**** Study material

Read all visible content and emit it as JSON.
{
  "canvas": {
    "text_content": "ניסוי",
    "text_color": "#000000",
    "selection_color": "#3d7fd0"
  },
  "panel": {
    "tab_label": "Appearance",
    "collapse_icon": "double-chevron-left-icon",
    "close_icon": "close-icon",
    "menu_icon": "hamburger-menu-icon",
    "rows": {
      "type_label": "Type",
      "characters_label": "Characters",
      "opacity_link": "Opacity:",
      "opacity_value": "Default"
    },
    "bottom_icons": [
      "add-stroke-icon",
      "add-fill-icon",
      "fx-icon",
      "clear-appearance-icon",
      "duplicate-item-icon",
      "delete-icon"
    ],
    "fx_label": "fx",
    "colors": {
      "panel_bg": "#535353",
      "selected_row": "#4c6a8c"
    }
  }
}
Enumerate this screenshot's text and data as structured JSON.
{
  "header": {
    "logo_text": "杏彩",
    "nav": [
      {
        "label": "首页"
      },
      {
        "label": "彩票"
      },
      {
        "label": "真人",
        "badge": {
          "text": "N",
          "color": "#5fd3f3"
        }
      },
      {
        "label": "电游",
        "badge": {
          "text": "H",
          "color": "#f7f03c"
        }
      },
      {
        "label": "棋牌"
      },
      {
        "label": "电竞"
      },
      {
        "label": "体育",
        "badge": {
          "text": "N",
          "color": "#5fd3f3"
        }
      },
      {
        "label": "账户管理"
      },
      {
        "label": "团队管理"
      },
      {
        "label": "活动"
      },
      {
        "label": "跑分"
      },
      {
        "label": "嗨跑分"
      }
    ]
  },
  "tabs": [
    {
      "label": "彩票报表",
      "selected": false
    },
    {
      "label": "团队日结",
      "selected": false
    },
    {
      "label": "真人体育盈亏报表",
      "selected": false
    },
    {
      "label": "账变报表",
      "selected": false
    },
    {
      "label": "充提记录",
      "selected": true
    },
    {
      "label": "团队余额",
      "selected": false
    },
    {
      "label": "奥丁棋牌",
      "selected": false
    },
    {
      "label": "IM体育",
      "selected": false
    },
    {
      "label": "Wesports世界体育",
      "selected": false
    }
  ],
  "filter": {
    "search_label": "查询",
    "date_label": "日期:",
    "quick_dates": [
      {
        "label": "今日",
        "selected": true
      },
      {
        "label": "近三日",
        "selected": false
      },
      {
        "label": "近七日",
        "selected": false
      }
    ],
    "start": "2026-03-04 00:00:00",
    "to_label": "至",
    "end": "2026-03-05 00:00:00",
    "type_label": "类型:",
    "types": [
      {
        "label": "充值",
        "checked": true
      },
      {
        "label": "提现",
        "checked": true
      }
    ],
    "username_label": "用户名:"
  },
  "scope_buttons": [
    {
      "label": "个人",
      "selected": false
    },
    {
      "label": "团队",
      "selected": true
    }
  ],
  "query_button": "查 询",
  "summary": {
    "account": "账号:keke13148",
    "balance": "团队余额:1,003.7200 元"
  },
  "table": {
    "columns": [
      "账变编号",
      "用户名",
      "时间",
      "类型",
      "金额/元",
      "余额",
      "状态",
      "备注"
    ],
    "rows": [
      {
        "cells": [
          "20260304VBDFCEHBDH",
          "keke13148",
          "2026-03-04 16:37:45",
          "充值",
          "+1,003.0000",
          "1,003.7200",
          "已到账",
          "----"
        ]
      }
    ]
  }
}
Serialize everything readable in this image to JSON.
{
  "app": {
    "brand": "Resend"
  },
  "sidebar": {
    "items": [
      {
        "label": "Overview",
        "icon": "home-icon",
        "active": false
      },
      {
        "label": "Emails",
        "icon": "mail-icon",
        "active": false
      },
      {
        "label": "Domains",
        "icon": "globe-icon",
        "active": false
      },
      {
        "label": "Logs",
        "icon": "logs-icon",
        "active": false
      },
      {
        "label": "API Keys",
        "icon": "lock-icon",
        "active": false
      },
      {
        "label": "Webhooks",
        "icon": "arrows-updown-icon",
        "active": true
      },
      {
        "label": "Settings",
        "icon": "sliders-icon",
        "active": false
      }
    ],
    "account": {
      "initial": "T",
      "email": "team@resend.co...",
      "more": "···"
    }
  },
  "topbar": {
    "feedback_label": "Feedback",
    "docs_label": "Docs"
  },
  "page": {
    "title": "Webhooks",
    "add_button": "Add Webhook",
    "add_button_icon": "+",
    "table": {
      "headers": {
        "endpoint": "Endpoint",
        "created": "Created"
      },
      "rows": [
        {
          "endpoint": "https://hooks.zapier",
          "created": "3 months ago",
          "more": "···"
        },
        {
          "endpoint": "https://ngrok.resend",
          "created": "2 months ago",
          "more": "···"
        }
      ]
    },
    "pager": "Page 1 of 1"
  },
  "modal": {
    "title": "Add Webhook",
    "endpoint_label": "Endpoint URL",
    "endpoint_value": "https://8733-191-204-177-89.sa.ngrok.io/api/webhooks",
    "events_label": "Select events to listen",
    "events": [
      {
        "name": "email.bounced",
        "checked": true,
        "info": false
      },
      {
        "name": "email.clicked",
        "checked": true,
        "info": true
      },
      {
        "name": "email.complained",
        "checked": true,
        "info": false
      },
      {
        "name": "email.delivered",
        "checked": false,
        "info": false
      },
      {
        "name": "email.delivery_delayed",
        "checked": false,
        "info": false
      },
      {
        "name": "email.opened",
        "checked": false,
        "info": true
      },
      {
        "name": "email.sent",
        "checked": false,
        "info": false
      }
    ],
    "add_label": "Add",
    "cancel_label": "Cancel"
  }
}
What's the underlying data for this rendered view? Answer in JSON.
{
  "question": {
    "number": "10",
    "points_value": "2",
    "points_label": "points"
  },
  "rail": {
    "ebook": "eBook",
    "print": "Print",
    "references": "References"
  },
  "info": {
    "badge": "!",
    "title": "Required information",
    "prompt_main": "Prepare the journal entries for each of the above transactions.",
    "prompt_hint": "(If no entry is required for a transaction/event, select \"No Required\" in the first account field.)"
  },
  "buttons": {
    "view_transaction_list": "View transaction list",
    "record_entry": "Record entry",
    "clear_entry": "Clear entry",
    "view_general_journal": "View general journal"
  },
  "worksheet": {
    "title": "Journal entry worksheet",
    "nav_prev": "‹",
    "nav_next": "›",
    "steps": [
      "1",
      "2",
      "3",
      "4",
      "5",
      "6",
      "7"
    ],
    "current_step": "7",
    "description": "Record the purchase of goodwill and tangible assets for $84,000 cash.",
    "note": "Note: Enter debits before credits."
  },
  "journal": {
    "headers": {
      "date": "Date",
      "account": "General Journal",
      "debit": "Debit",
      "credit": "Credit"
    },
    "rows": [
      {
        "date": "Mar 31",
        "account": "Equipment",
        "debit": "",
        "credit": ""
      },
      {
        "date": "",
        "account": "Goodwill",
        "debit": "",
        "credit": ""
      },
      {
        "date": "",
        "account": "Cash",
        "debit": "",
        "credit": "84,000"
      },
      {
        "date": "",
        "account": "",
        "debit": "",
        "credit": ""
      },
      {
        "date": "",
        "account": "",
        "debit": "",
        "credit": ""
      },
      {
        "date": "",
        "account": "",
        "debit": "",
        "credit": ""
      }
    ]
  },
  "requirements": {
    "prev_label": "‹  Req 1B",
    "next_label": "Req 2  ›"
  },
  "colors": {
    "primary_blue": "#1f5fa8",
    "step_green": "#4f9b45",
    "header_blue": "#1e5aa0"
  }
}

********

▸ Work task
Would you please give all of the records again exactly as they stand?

▸ Output for this task
Read all visible content and emit it as JSON.
{
  "canvas": {
    "text_content": "ניסוי",
    "text_color": "#000000",
    "selection_color": "#3d7fd0"
  },
  "panel": {
    "tab_label": "Appearance",
    "collapse_icon": "double-chevron-left-icon",
    "close_icon": "close-icon",
    "menu_icon": "hamburger-menu-icon",
    "rows": {
      "type_label": "Type",
      "characters_label": "Characters",
      "opacity_link": "Opacity:",
      "opacity_value": "Default"
    },
    "bottom_icons": [
      "add-stroke-icon",
      "add-fill-icon",
      "fx-icon",
      "clear-appearance-icon",
      "duplicate-item-icon",
      "delete-icon"
    ],
    "fx_label": "fx",
    "colors": {
      "panel_bg": "#535353",
      "selected_row": "#4c6a8c"
    }
  }
}
Enumerate this screenshot's text and data as structured JSON.
{
  "header": {
    "logo_text": "杏彩",
    "nav": [
      {
        "label": "首页"
      },
      {
        "label": "彩票"
      },
      {
        "label": "真人",
        "badge": {
          "text": "N",
          "color": "#5fd3f3"
        }
      },
      {
        "label": "电游",
        "badge": {
          "text": "H",
          "color": "#f7f03c"
        }
      },
      {
        "label": "棋牌"
      },
      {
        "label": "电竞"
      },
      {
        "label": "体育",
        "badge": {
          "text": "N",
          "color": "#5fd3f3"
        }
      },
      {
        "label": "账户管理"
      },
      {
        "label": "团队管理"
      },
      {
        "label": "活动"
      },
      {
        "label": "跑分"
      },
      {
        "label": "嗨跑分"
      }
    ]
  },
  "tabs": [
    {
      "label": "彩票报表",
      "selected": false
    },
    {
      "label": "团队日结",
      "selected": false
    },
    {
      "label": "真人体育盈亏报表",
      "selected": false
    },
    {
      "label": "账变报表",
      "selected": false
    },
    {
      "label": "充提记录",
      "selected": true
    },
    {
      "label": "团队余额",
      "selected": false
    },
    {
      "label": "奥丁棋牌",
      "selected": false
    },
    {
      "label": "IM体育",
      "selected": false
    },
    {
      "label": "Wesports世界体育",
      "selected": false
    }
  ],
  "filter": {
    "search_label": "查询",
    "date_label": "日期:",
    "quick_dates": [
      {
        "label": "今日",
        "selected": true
      },
      {
        "label": "近三日",
        "selected": false
      },
      {
        "label": "近七日",
        "selected": false
      }
    ],
    "start": "2026-03-04 00:00:00",
    "to_label": "至",
    "end": "2026-03-05 00:00:00",
    "type_label": "类型:",
    "types": [
      {
        "label": "充值",
        "checked": true
      },
      {
        "label": "提现",
        "checked": true
      }
    ],
    "username_label": "用户名:"
  },
  "scope_buttons": [
    {
      "label": "个人",
      "selected": false
    },
    {
      "label": "团队",
      "selected": true
    }
  ],
  "query_button": "查 询",
  "summary": {
    "account": "账号:keke13148",
    "balance": "团队余额:1,003.7200 元"
  },
  "table": {
    "columns": [
      "账变编号",
      "用户名",
      "时间",
      "类型",
      "金额/元",
      "余额",
      "状态",
      "备注"
    ],
    "rows": [
      {
        "cells": [
          "20260304VBDFCEHBDH",
          "keke13148",
          "2026-03-04 16:37:45",
          "充值",
          "+1,003.0000",
          "1,003.7200",
          "已到账",
          "----"
        ]
      }
    ]
  }
}
Serialize everything readable in this image to JSON.
{
  "app": {
    "brand": "Resend"
  },
  "sidebar": {
    "items": [
      {
        "label": "Overview",
        "icon": "home-icon",
        "active": false
      },
      {
        "label": "Emails",
        "icon": "mail-icon",
        "active": false
      },
      {
        "label": "Domains",
        "icon": "globe-icon",
        "active": false
      },
      {
        "label": "Logs",
        "icon": "logs-icon",
        "active": false
      },
      {
        "label": "API Keys",
        "icon": "lock-icon",
        "active": false
      },
      {
        "label": "Webhooks",
        "icon": "arrows-updown-icon",
        "active": true
      },
      {
        "label": "Settings",
        "icon": "sliders-icon",
        "active": false
      }
    ],
    "account": {
      "initial": "T",
      "email": "team@resend.co...",
      "more": "···"
    }
  },
  "topbar": {
    "feedback_label": "Feedback",
    "docs_label": "Docs"
  },
  "page": {
    "title": "Webhooks",
    "add_button": "Add Webhook",
    "add_button_icon": "+",
    "table": {
      "headers": {
        "endpoint": "Endpoint",
        "created": "Created"
      },
      "rows": [
        {
          "endpoint": "https://hooks.zapier",
          "created": "3 months ago",
          "more": "···"
        },
        {
          "endpoint": "https://ngrok.resend",
          "created": "2 months ago",
          "more": "···"
        }
      ]
    },
    "pager": "Page 1 of 1"
  },
  "modal": {
    "title": "Add Webhook",
    "endpoint_label": "Endpoint URL",
    "endpoint_value": "https://8733-191-204-177-89.sa.ngrok.io/api/webhooks",
    "events_label": "Select events to listen",
    "events": [
      {
        "name": "email.bounced",
        "checked": true,
        "info": false
      },
      {
        "name": "email.clicked",
        "checked": true,
        "info": true
      },
      {
        "name": "email.complained",
        "checked": true,
        "info": false
      },
      {
        "name": "email.delivered",
        "checked": false,
        "info": false
      },
      {
        "name": "email.delivery_delayed",
        "checked": false,
        "info": false
      },
      {
        "name": "email.opened",
        "checked": false,
        "info": true
      },
      {
        "name": "email.sent",
        "checked": false,
        "info": false
      }
    ],
    "add_label": "Add",
    "cancel_label": "Cancel"
  }
}
What's the underlying data for this rendered view? Answer in JSON.
{
  "question": {
    "number": "10",
    "points_value": "2",
    "points_label": "points"
  },
  "rail": {
    "ebook": "eBook",
    "print": "Print",
    "references": "References"
  },
  "info": {
    "badge": "!",
    "title": "Required information",
    "prompt_main": "Prepare the journal entries for each of the above transactions.",
    "prompt_hint": "(If no entry is required for a transaction/event, select \"No Required\" in the first account field.)"
  },
  "buttons": {
    "view_transaction_list": "View transaction list",
    "record_entry": "Record entry",
    "clear_entry": "Clear entry",
    "view_general_journal": "View general journal"
  },
  "worksheet": {
    "title": "Journal entry worksheet",
    "nav_prev": "‹",
    "nav_next": "›",
    "steps": [
      "1",
      "2",
      "3",
      "4",
      "5",
      "6",
      "7"
    ],
    "current_step": "7",
    "description": "Record the purchase of goodwill and tangible assets for $84,000 cash.",
    "note": "Note: Enter debits before credits."
  },
  "journal": {
    "headers": {
      "date": "Date",
      "account": "General Journal",
      "debit": "Debit",
      "credit": "Credit"
    },
    "rows": [
      {
        "date": "Mar 31",
        "account": "Equipment",
        "debit": "",
        "credit": ""
      },
      {
        "date": "",
        "account": "Goodwill",
        "debit": "",
        "credit": ""
      },
      {
        "date": "",
        "account": "Cash",
        "debit": "",
        "credit": "84,000"
      },
      {
        "date": "",
        "account": "",
        "debit": "",
        "credit": ""
      },
      {
        "date": "",
        "account": "",
        "debit": "",
        "credit": ""
      },
      {
        "date": "",
        "account": "",
        "debit": "",
        "credit": ""
      }
    ]
  },
  "requirements": {
    "prev_label": "‹  Req 1B",
    "next_label": "Req 2  ›"
  },
  "colors": {
    "primary_blue": "#1f5fa8",
    "step_green": "#4f9b45",
    "header_blue": "#1e5aa0"
  }
}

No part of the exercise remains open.